DATASET

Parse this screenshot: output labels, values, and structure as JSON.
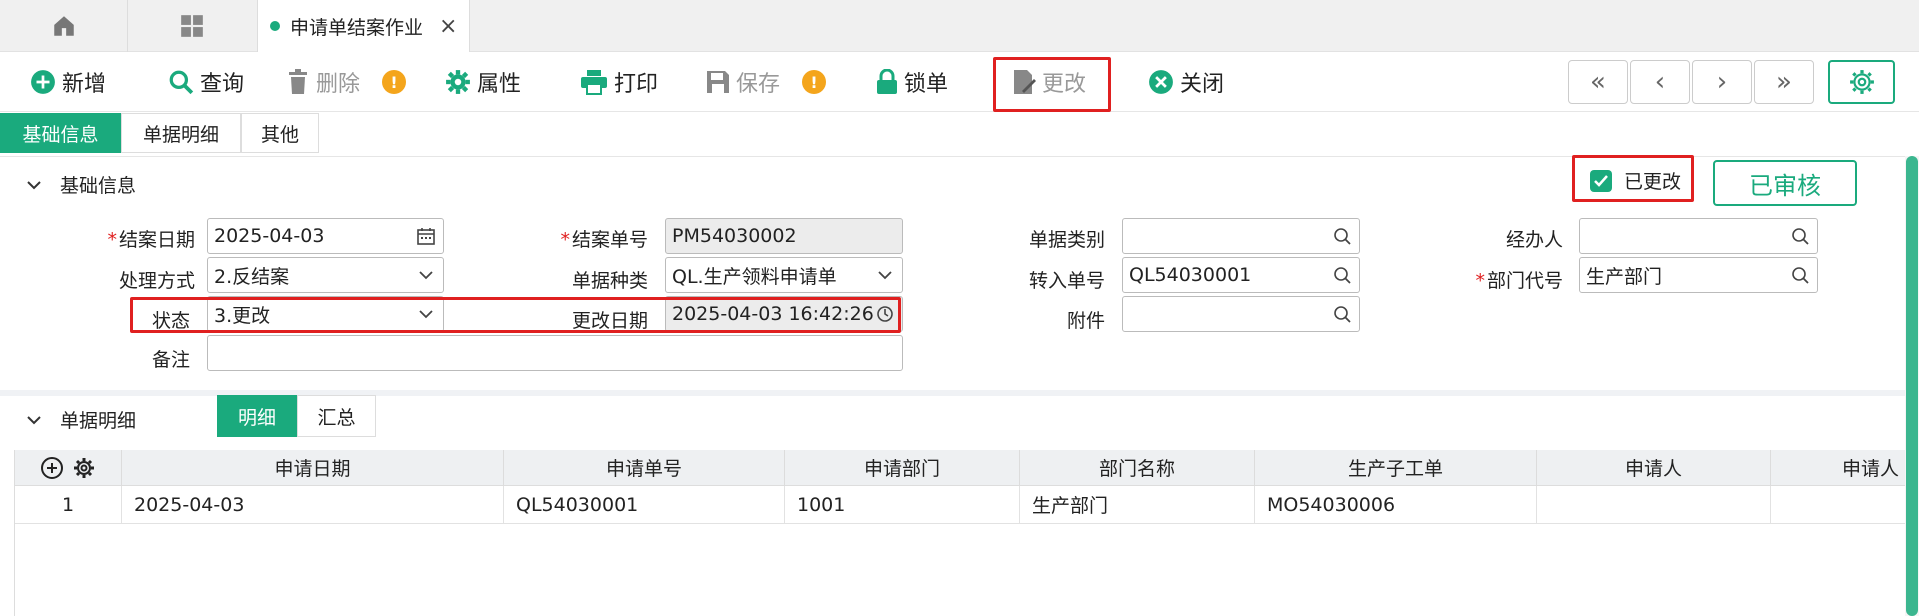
{
  "tabs": {
    "active_title": "申请单结案作业",
    "close_glyph": "×"
  },
  "toolbar": {
    "add": "新增",
    "query": "查询",
    "delete": "删除",
    "properties": "属性",
    "print": "打印",
    "save": "保存",
    "lock": "锁单",
    "modify": "更改",
    "close": "关闭",
    "warn_glyph": "!"
  },
  "nav": {
    "first": "«",
    "prev": "‹",
    "next": "›",
    "last": "»"
  },
  "subtabs": [
    "基础信息",
    "单据明细",
    "其他"
  ],
  "basic": {
    "section_title": "基础信息",
    "modified_label": "已更改",
    "approved_label": "已审核",
    "close_date_label": "结案日期",
    "close_date_value": "2025-04-03",
    "close_no_label": "结案单号",
    "close_no_value": "PM54030002",
    "doc_category_label": "单据类别",
    "doc_category_value": "",
    "handler_label": "经办人",
    "handler_value": "",
    "process_label": "处理方式",
    "process_value": "2.反结案",
    "doc_type_label": "单据种类",
    "doc_type_value": "QL.生产领料申请单",
    "transfer_no_label": "转入单号",
    "transfer_no_value": "QL54030001",
    "dept_code_label": "部门代号",
    "dept_code_value": "生产部门",
    "status_label": "状态",
    "status_value": "3.更改",
    "modify_date_label": "更改日期",
    "modify_date_value": "2025-04-03 16:42:26",
    "attachment_label": "附件",
    "attachment_value": "",
    "remark_label": "备注",
    "remark_value": ""
  },
  "detail": {
    "section_title": "单据明细",
    "tabs": [
      "明细",
      "汇总"
    ],
    "columns": [
      "申请日期",
      "申请单号",
      "申请部门",
      "部门名称",
      "生产子工单",
      "申请人",
      "申请人"
    ],
    "rows": [
      {
        "index": "1",
        "cells": [
          "2025-04-03",
          "QL54030001",
          "1001",
          "生产部门",
          "MO54030006",
          "",
          ""
        ]
      }
    ]
  },
  "colors": {
    "accent": "#1aaa7d",
    "highlight": "#e02020",
    "warning": "#f4a51c"
  }
}
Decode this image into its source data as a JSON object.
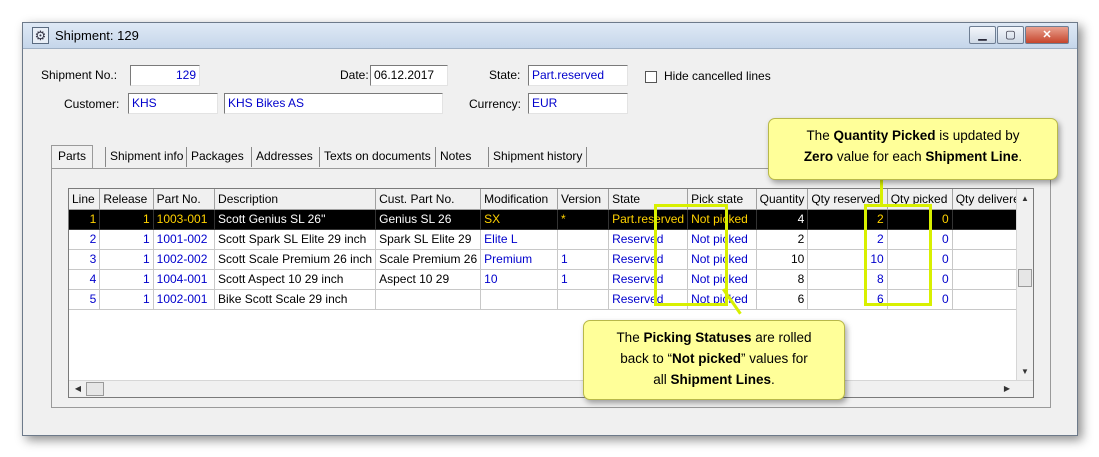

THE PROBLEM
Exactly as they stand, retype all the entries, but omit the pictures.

SOLUTION TO THIS PROBLEM
Parse this screenshot: output labels, values, and structure as JSON.
{
  "tabs": {
    "active_title": "申请单结案作业",
    "close_glyph": "×"
  },
  "toolbar": {
    "add": "新增",
    "query": "查询",
    "delete": "删除",
    "properties": "属性",
    "print": "打印",
    "save": "保存",
    "lock": "锁单",
    "modify": "更改",
    "close": "关闭",
    "warn_glyph": "!"
  },
  "nav": {
    "first": "«",
    "prev": "‹",
    "next": "›",
    "last": "»"
  },
  "subtabs": [
    "基础信息",
    "单据明细",
    "其他"
  ],
  "basic": {
    "section_title": "基础信息",
    "modified_label": "已更改",
    "approved_label": "已审核",
    "close_date_label": "结案日期",
    "close_date_value": "2025-04-03",
    "close_no_label": "结案单号",
    "close_no_value": "PM54030002",
    "doc_category_label": "单据类别",
    "doc_category_value": "",
    "handler_label": "经办人",
    "handler_value": "",
    "process_label": "处理方式",
    "process_value": "2.反结案",
    "doc_type_label": "单据种类",
    "doc_type_value": "QL.生产领料申请单",
    "transfer_no_label": "转入单号",
    "transfer_no_value": "QL54030001",
    "dept_code_label": "部门代号",
    "dept_code_value": "生产部门",
    "status_label": "状态",
    "status_value": "3.更改",
    "modify_date_label": "更改日期",
    "modify_date_value": "2025-04-03 16:42:26",
    "attachment_label": "附件",
    "attachment_value": "",
    "remark_label": "备注",
    "remark_value": ""
  },
  "detail": {
    "section_title": "单据明细",
    "tabs": [
      "明细",
      "汇总"
    ],
    "columns": [
      "申请日期",
      "申请单号",
      "申请部门",
      "部门名称",
      "生产子工单",
      "申请人",
      "申请人"
    ],
    "rows": [
      {
        "index": "1",
        "cells": [
          "2025-04-03",
          "QL54030001",
          "1001",
          "生产部门",
          "MO54030006",
          "",
          ""
        ]
      }
    ]
  },
  "colors": {
    "accent": "#1aaa7d",
    "highlight": "#e02020",
    "warning": "#f4a51c"
  }
}
Decode this image into its source data as a JSON object.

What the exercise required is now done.